This project will power roughly 30 million lightbulbs in homes, in schools, in businesses across India; it will create over a thousand jobs for Indians and Americans; and maybe most significantly, it will shift a key component of our clean energy supply chains to a close partner.
That's what we mean when we say we are building more resilient, more diversified supply chains.
Finally, we are investing in our people. The US and India's education systems have produced the leaders of some of our most iconic companies -- from Google to Infosys to -- not to mention former Mastercard CEO Ajay Banga, who is now, of course, the new president of the World Bank and onetime president of the USIBC.
Indian Americans have created a third -- a third -- of all immigrant-founded startups in the United States.
Think about that for a minute. That is extraordinarily powerful. (Applause.)
And maybe most significant for the future -- for the future of ties between our countries -- we have more than 200,000 Indians studying in American universities, making India the second-largest source of international students in the United States, and we want to continue encouraging that remarkable dynamism.
This is how you build the bridges of the future.
At Howard University last year, when Foreign Minister Jaishankar was visiting, the two of us went there together and we announced an Education and Skills Development Working Group to try to address skills gaps, to promote vocational training, to spur entrepreneurship in our countries.
Whether it's investing and inventing new technologies, whether it's combating the climate crisis, whether it's helping to build more inclusive economies, I have tremendous confidence that the rising generation of Indians, the rising generation of Americans will take the relationship between us to new heights.
And in doing that they will not only benefit our countries, they will benefit the entire world.
Now, we know that India and the United States are big, complicated, countries.
We certainly have work to do to advance transparency, to promote market access, to strengthen our democracies, to unleash the full potential of our people.
But the trajectory of this partnership is unmistakable, and it is filled with promise.
It's being written in places like North Carolina, where our growing engagement is benefiting both our countries.
The Tar Heel State has become a hub for Indian investment, with tech companies like HCL creating 2,400 jobs, training American high schoolers for IT careers.
Meanwhile, Charlotte-based Honeywell is employing 13,000 people from Kolkata to Mumbai, making safer airplanes, making energy-efficient buildings.

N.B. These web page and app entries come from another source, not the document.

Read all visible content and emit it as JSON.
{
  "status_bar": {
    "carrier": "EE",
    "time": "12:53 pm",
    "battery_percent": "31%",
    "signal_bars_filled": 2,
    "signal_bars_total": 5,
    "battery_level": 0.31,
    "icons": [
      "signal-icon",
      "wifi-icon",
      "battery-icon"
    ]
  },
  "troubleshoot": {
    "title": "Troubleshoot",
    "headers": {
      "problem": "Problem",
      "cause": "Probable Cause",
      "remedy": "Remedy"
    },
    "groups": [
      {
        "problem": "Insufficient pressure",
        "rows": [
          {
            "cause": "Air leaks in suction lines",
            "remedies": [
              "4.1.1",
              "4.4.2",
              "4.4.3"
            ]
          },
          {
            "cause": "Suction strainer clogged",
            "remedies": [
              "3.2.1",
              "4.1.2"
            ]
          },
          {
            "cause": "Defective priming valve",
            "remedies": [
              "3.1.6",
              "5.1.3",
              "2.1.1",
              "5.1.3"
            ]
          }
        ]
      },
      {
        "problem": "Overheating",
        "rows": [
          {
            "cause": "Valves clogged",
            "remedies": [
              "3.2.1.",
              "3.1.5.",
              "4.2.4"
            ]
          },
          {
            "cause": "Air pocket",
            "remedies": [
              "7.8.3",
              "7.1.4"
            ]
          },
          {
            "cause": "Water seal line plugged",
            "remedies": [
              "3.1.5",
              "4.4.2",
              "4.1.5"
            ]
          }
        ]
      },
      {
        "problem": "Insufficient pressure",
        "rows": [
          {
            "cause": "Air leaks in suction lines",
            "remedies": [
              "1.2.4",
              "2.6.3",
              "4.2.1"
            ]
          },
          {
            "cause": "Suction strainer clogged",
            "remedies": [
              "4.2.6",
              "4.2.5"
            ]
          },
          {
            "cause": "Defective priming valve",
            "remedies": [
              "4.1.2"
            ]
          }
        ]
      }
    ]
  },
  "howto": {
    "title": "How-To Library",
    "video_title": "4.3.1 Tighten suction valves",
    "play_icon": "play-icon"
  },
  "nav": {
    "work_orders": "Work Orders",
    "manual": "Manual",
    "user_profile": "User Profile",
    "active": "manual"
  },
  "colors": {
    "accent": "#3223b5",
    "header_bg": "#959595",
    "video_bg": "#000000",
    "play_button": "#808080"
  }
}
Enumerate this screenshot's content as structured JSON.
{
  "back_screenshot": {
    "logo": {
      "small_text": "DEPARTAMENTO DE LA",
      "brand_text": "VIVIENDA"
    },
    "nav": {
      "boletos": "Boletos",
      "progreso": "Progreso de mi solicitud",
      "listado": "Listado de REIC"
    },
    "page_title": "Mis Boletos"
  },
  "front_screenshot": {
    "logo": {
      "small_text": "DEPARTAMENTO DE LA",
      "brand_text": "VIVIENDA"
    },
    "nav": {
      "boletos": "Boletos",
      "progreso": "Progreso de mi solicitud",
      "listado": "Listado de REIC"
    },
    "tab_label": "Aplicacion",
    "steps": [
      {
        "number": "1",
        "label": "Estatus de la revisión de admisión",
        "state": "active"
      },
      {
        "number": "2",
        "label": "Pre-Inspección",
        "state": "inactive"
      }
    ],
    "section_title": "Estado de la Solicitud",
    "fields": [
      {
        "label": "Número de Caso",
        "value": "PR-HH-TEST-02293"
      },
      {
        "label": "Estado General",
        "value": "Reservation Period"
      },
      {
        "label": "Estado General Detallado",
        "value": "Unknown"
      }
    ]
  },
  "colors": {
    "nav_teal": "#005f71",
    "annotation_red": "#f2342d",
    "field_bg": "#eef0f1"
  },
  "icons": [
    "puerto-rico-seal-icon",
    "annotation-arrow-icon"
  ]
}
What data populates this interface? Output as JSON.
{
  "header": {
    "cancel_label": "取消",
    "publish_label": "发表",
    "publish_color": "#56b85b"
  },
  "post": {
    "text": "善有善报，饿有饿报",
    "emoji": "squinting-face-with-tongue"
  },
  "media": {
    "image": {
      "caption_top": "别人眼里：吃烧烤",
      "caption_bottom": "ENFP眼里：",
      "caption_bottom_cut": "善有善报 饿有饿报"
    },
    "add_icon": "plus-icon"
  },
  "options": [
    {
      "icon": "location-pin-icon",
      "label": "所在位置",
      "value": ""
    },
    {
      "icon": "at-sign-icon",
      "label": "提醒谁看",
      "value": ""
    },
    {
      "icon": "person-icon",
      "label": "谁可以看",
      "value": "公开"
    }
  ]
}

Duke University has established a presence in Bangalore, strengthening academic and research exchanges between our people.
Commenting on this explosion of US-India commercial activity, one North Carolina entrepreneur from Gujarat observed, and I quote, "This could not have happened 15 years ago."
And that's an important comment, because it puts a fine point on the fact that the evolution in this relationship just over the past couple of decades has been extraordinary.
And in the day-in/day-out, it's easy sometimes to lose sight of that.
It's also why a moment like this evening and a moment like next week is so important.
It's an opportunity to put where we are, where we've come from, and where we're going in perspective.
And so I couldn't be more pleased to actually kick off tonight the upcoming State visit with all of you.
This is really what our growing relationship is all about, and so much of it goes to the tremendous work that all of you are facilitating.
I talked about that we couldn't imagine this 15 years ago.
What I'm now trying to imagine and what I know you're all working on -- not only imagining but bringing to life -- is what this is going to look like 15 years from now or 50 years from now, and all the benefits that it will bring to Indians and Americans alike.
United States Secretary of State Antony J Blinken delivered these remarks at the US-India Business Council's India Ideas Summit in Washington, DC, June 12, 2023.
Feature Presentation: Aslam Hunani/Rediff.com